The printed images show virtual recreations of the spaceship in Tarkovsky’s film, in an environment suggesting its IT nature, while showing its 3D construction process. It consists of a stage (quite close to contemporary science fiction) that, even under construction, looks semi-abandoned, in ruins, furnished and decorated with elements from different times. It rather looks like a warehouse or a museum of entities and apparitions covering several time periods in a messy way and without an apparent criterion.

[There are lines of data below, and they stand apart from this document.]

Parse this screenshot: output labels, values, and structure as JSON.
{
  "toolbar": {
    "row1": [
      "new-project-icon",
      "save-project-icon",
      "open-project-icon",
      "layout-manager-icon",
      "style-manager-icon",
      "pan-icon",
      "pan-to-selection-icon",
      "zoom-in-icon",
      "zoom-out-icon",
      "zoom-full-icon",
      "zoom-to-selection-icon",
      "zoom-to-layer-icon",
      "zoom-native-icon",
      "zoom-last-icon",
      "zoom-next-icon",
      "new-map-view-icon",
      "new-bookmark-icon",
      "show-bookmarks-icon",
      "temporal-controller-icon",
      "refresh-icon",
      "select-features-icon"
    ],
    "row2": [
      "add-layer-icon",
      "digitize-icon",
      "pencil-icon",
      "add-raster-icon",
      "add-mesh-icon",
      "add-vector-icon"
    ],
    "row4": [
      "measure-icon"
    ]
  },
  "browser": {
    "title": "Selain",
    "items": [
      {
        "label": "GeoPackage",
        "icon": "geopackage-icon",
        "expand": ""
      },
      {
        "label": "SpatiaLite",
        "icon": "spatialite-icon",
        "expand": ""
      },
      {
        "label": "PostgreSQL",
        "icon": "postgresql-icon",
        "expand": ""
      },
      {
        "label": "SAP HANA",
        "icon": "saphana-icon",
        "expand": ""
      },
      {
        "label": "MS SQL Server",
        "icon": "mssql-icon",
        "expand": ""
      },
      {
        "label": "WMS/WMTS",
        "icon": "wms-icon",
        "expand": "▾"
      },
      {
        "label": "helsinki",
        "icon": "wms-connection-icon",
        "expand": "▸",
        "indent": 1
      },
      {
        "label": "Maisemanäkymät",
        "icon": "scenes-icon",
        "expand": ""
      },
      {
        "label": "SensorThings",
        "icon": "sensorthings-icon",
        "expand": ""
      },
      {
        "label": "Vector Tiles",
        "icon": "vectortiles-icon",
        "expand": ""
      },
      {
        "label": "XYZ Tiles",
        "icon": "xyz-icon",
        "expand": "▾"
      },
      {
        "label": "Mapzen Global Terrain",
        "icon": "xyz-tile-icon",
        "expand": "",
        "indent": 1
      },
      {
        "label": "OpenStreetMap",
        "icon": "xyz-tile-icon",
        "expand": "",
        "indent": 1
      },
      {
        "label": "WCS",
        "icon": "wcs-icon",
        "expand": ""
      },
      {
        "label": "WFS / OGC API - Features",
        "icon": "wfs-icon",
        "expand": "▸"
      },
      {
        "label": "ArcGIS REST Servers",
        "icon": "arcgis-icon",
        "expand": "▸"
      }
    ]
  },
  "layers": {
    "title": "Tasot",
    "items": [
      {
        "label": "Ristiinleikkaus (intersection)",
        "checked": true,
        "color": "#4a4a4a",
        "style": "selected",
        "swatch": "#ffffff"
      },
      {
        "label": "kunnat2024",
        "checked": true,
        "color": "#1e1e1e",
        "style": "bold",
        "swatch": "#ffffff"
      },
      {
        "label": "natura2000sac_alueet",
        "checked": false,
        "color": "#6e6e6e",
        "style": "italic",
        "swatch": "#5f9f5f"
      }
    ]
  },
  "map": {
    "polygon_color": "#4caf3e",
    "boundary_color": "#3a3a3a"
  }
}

These virtual objects mingle with science fiction novel excerpts, scientific texts, encyclopedic definitions or press articles, as well as digitalized clippings of science books found in libraries and second hand markets in several cities of the soviet bloc, proposing a narrative that draws a line about ideological presence in the idea of progress. This mixing and fragmentation are produced in an attempt of showing separately the notion of knowledge and that of a conception of truth and faithfulness inherent to it, resulting in an “unarchaeological” space from which we can question the idea of uninterrupted historic-scientific progress.

Exhibition view
An effect of verisimilitud, 2011. Eight framed pigment ink prints on cotton paper and vinyl disc. 26 x 50 cm each one. Edition of 3 + 1 AP
Nouvelle Science Vague Fiction, 2011 . Pigment ink print on Hahnemühle cotton paper, framed. 150 x 70 cm. Edition of 3 + 1 AP

Nouvelle Science Vague Fiction, 2011 . Two channel video installation (HD video HD and 3D animation). 21’ 

Single channel video, each edition shown on one monitor 30’. Edition of 5 + 1 AP. Installation view
Untitled, 2011. Three vinyl disc samples in Petri dishes. Dimensions variable (Diameter of the dishes: 10 cm e/o)